Not the meat product; I have no real opinions there. No, I’m talking about Internet junk mail. I hate it.
This isn’t a unique opinion. Does anyone actually like it? That’s rhetorical of course, because frankly the only sensible response to that question is “KILL IT WITH FIRE!!!”
Most of the time we all ignore it, because that’s the only way to deal with it. In that respect it’s like death asteroids from space, or the situation in North Korea. Today, however, it’s been getting in my face, and therefore I’m prepping my metaphorical flamethrower.
First of all, I wrote a post in honour of Johnny Cash’s birthday. Cash was a legend, he deserves respect. Sadly though, his name attracts accountancy spambots on Twitter. The man was a towering presence in music for decades, and now loan companies and accountants are using references to him to sell us stuff. I swear, if I ever go nuts and personally hunt down the spammers, I’ll be playing The Man Comes Around on my ipod as the police come for me.
Then I take a look at my blog statistics. Look, there’s a spike! Awesome! Have I been retweeted? Freshly Pressed? Has someone discovered the ineffable genius inherent in my writing?
No. No they have not. Some spambotting drones somehow linked to my site for their own nefarious purposes. I’m trying to think of a word to describe this that isn’t quite as pretentious as ‘parasitical’, but I can’t. I’m lost for words.
I probably deserve it, of course, because the whole situation is preying on my ego. Everyone who blogs wants readers – it’s not a pride thing, but it’s just nice to know that people appreciate what you write. So when you get a spike in hits, then realise that this is based purely on some marketing robot… Well, it’s frustrating.
Twitter followers are the worst. I think it’s because so much effort goes into trying to convince us they’re real people. However, they fail on the necessary Turing Test because they say exactly the same things as all the other spambots.
Back when nanotechnology was in its early stages, concerns were raised about the Grey Goo problem – the idea that self-replicating technology could go mad and eat everything. Experts say this scenario is unlikely to occur; I would argue it already has, just in a different medium. How much spam gets generated a day? The whole reason I’m blogging with WordPress and cross-posting to my original LiveJournal account is that the ratio of spam to real comments over at LJ ended up being something like 95%. And I know I should just ignore this as an inevitable part of Internet life, but…
But why should we?! If people push mountains of junk mail through our doors, there are things we can do about that. Same goes for telemarketing. With the internet, we all just sit here and take it. And it’s not quite as it used to be, when your email junk folder used to end up with a hundred messages a day, but it’s more insidious.
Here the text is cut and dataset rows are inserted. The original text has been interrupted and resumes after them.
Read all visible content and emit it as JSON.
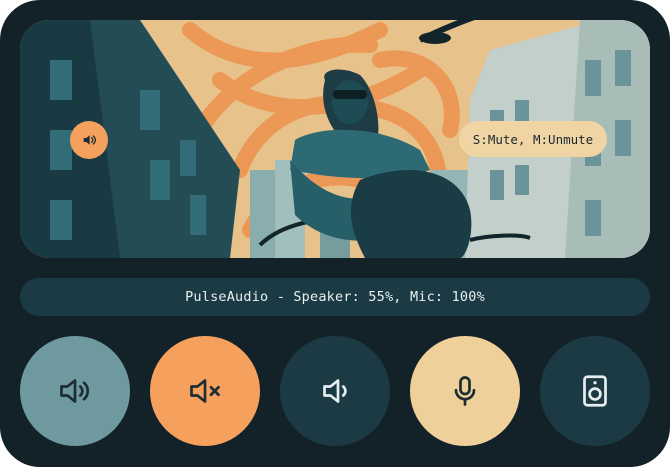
{
  "hero": {
    "hint_text": "S:Mute, M:Unmute",
    "mini_icon": "volume-icon"
  },
  "status": {
    "text": "PulseAudio - Speaker: 55%, Mic: 100%"
  },
  "buttons": [
    {
      "name": "volume-up",
      "icon": "volume-high-icon",
      "color": "#6e9a9f",
      "icon_color": "#1c2e33"
    },
    {
      "name": "mute",
      "icon": "volume-mute-icon",
      "color": "#f5a05d",
      "icon_color": "#1c2e33"
    },
    {
      "name": "volume-down",
      "icon": "volume-low-icon",
      "color": "#1c3a43",
      "icon_color": "#e6eef0"
    },
    {
      "name": "microphone",
      "icon": "microphone-icon",
      "color": "#f0d09a",
      "icon_color": "#1c2e33"
    },
    {
      "name": "speaker",
      "icon": "speaker-icon",
      "color": "#1c3a43",
      "icon_color": "#e6eef0"
    }
  ],
  "colors": {
    "background": "#122228",
    "status_bar": "#1c3a43",
    "accent_orange": "#f5a05d",
    "accent_cream": "#f0d09a",
    "accent_teal": "#6e9a9f"
  }
}
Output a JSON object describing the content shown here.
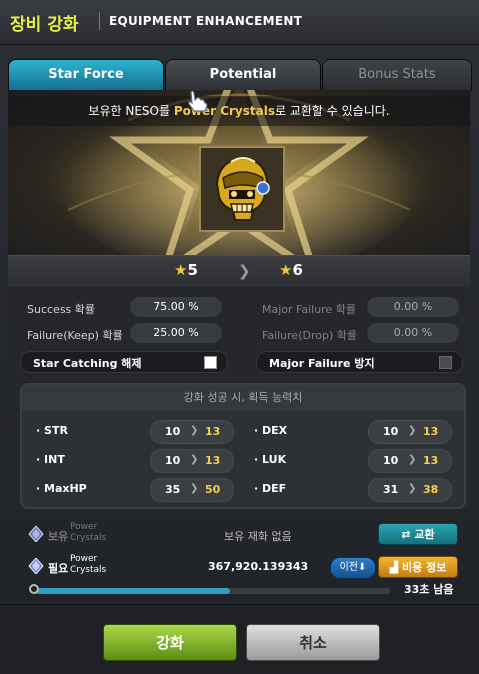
{
  "window": {
    "title_ko": "장비 강화",
    "title_en": "EQUIPMENT ENHANCEMENT"
  },
  "tabs": [
    {
      "label": "Star Force",
      "active": true
    },
    {
      "label": "Potential",
      "active": false
    },
    {
      "label": "Bonus Stats",
      "active": false
    }
  ],
  "banner": {
    "prefix": "보유한 NESO를 ",
    "highlight": "Power Crystals",
    "suffix": "로 교환할 수 있습니다."
  },
  "item": {
    "icon": "golden-helmet-icon"
  },
  "stars": {
    "current": "5",
    "next": "6",
    "star_icon": "star-icon",
    "arrow_icon": "chevron-right-icon"
  },
  "rates": {
    "success_label": "Success 확률",
    "success_value": "75.00 %",
    "failure_keep_label": "Failure(Keep) 확률",
    "failure_keep_value": "25.00 %",
    "major_failure_label": "Major Failure 확률",
    "major_failure_value": "0.00 %",
    "failure_drop_label": "Failure(Drop) 확률",
    "failure_drop_value": "0.00 %"
  },
  "options": {
    "star_catching_label": "Star Catching 해제",
    "star_catching_checked": false,
    "major_failure_prevent_label": "Major Failure 방지",
    "major_failure_prevent_checked": false
  },
  "gains": {
    "header": "강화 성공 시, 획득 능력치",
    "items": [
      {
        "name": "STR",
        "from": "10",
        "to": "13"
      },
      {
        "name": "DEX",
        "from": "10",
        "to": "13"
      },
      {
        "name": "INT",
        "from": "10",
        "to": "13"
      },
      {
        "name": "LUK",
        "from": "10",
        "to": "13"
      },
      {
        "name": "MaxHP",
        "from": "35",
        "to": "50"
      },
      {
        "name": "DEF",
        "from": "31",
        "to": "38"
      }
    ]
  },
  "crystals": {
    "own_tag": "보유",
    "own_name_1": "Power",
    "own_name_2": "Crystals",
    "own_value": "보유 재화 없음",
    "exchange_label": "교환",
    "need_tag": "필요",
    "need_name_1": "Power",
    "need_name_2": "Crystals",
    "need_value": "367,920.139343",
    "prev_label": "이전",
    "cost_label": "비용 정보",
    "icon": "power-crystal-icon"
  },
  "timer": {
    "remaining": "33초 남음",
    "progress": 0.55
  },
  "actions": {
    "enhance_label": "강화",
    "cancel_label": "취소"
  },
  "colors": {
    "accent_tab": "#2fb2d0",
    "highlight": "#f2c94c",
    "enhance_green": "#8cc63f",
    "gain_yellow": "#f3d24e"
  }
}
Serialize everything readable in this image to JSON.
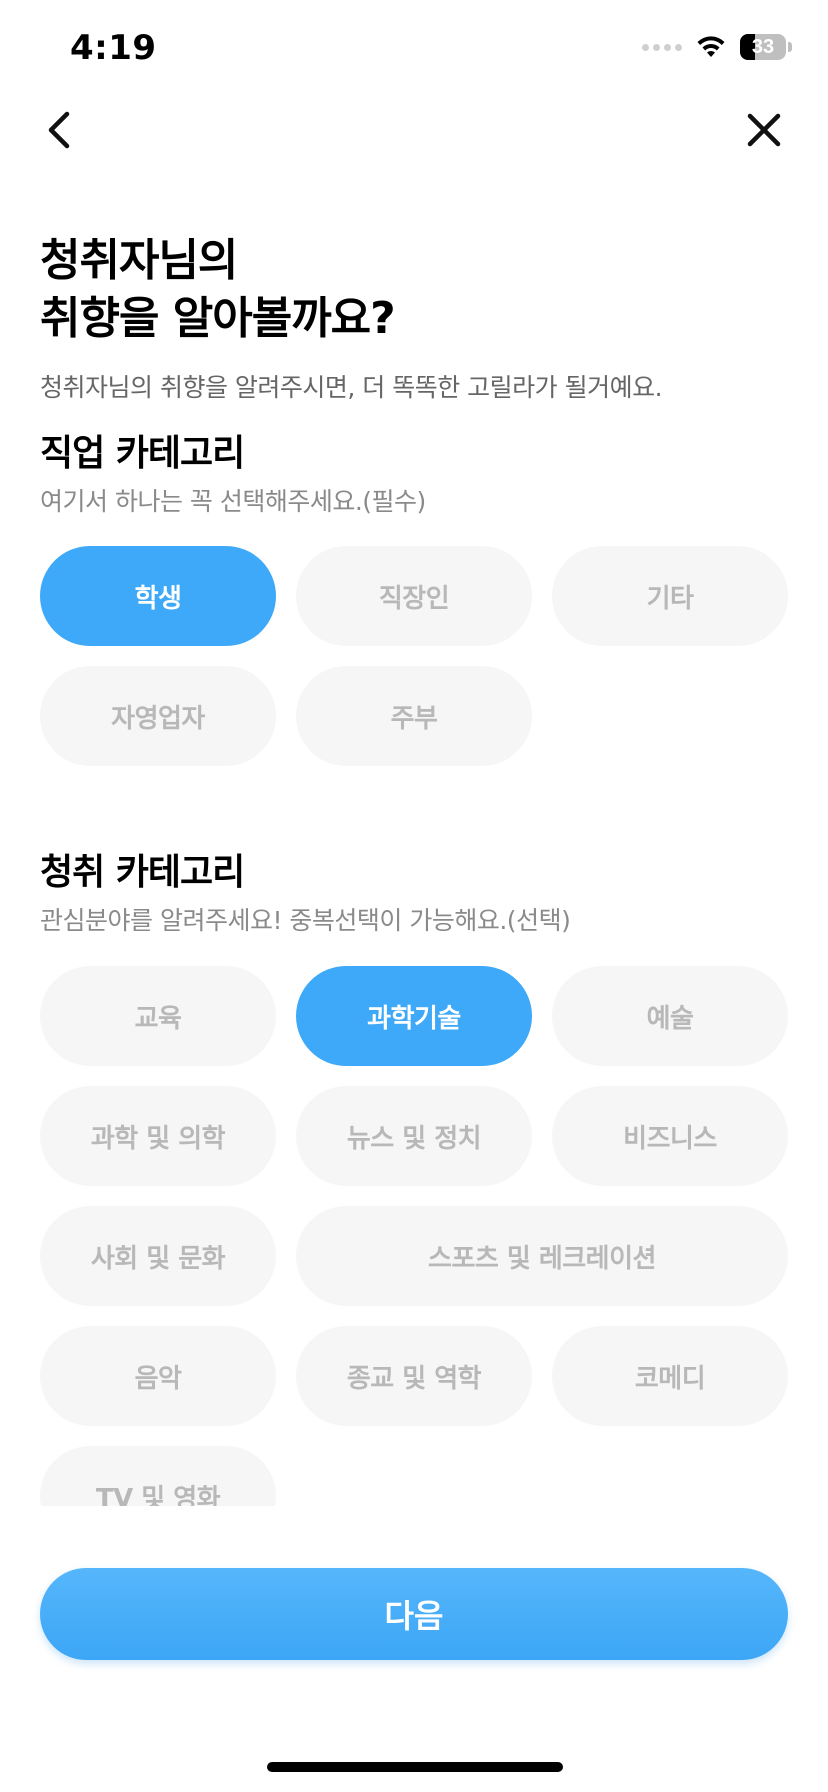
{
  "status_bar": {
    "time": "4:19",
    "battery_level": "33",
    "battery_fraction": 0.33
  },
  "nav": {
    "back_icon": "chevron-left-icon",
    "close_icon": "close-icon"
  },
  "headline": {
    "line1": "청취자님의",
    "line2": "취향을 알아볼까요?"
  },
  "subtitle": "청취자님의 취향을 알려주시면, 더 똑똑한 고릴라가 될거예요.",
  "job_section": {
    "title": "직업 카테고리",
    "hint": "여기서 하나는 꼭 선택해주세요.(필수)",
    "options": [
      {
        "label": "학생",
        "selected": true
      },
      {
        "label": "직장인",
        "selected": false
      },
      {
        "label": "기타",
        "selected": false
      },
      {
        "label": "자영업자",
        "selected": false
      },
      {
        "label": "주부",
        "selected": false
      }
    ]
  },
  "listen_section": {
    "title": "청취 카테고리",
    "hint": "관심분야를 알려주세요! 중복선택이 가능해요.(선택)",
    "options": [
      {
        "label": "교육",
        "selected": false
      },
      {
        "label": "과학기술",
        "selected": true
      },
      {
        "label": "예술",
        "selected": false
      },
      {
        "label": "과학 및 의학",
        "selected": false
      },
      {
        "label": "뉴스 및 정치",
        "selected": false
      },
      {
        "label": "비즈니스",
        "selected": false
      },
      {
        "label": "사회 및 문화",
        "selected": false
      },
      {
        "label": "스포츠 및 레크레이션",
        "selected": false
      },
      {
        "label": "음악",
        "selected": false
      },
      {
        "label": "종교 및 역학",
        "selected": false
      },
      {
        "label": "코메디",
        "selected": false
      },
      {
        "label": "TV 및 영화",
        "selected": false
      }
    ]
  },
  "next_button": {
    "label": "다음"
  },
  "colors": {
    "accent": "#3ea9f8",
    "chip_bg": "#f6f6f6",
    "chip_text": "#b8b8b8"
  }
}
The Grey Goo is developing a human face, and it’s looking at us and what we write and then sending us messages. It’s like that scene in The Abyss. And while the majority of spam seems to be coming from dodgy retail outlets and porn barons, it’s pretty much what massive corporations want to do – read us, target us, aggressively market to us, and as the internet becomes increasingly pervasive, on our phones and in our appliances and in our socks, this will get worse. Our fridges will be spamming us. And we’ll sit there and take us, as we put a bag of Swedish meatballs in the freezer and get twenty adverts for IKEA appearing the next time we turn on the TV. And probably another from IEKA, featuring a woman in her undercrackers looking to hook up for the weekend. Oh, brave new world. Google are developing augmented reality glasses. Just wait until you can’t even look at something without being spammed.
It’ll fundamentally rewrite how we relate to the world around us. One day we’ll all be wearing augmented reality contact lenses, and we’ll look at our friends and colleagues, and little tags will pop up based on the labels in their clothes, and we’ll all know how much they’ve been spending on personal grooming, and…
Okay, I’m going to stop, because I’ve gone from ‘annoyed’ to ‘despair’ via ‘rage’. But this is the sort of thing that fills me with a philosophical dread about the future – not the idea that technology will achieve sentience and blow us all up, but the idea that something as fundamentally life-altering and magnificent as the internet will become just a billboard with the ability to think, with some artificial lizard brain, about how to sell me stuff. I don’t want the greatest communication and information development of the last century to become a cheap and nasty flyer thrust at me by someone I can’t avoid. It just seems so… Crass.
And you know the irony?
This post is going to get spammed like crazy.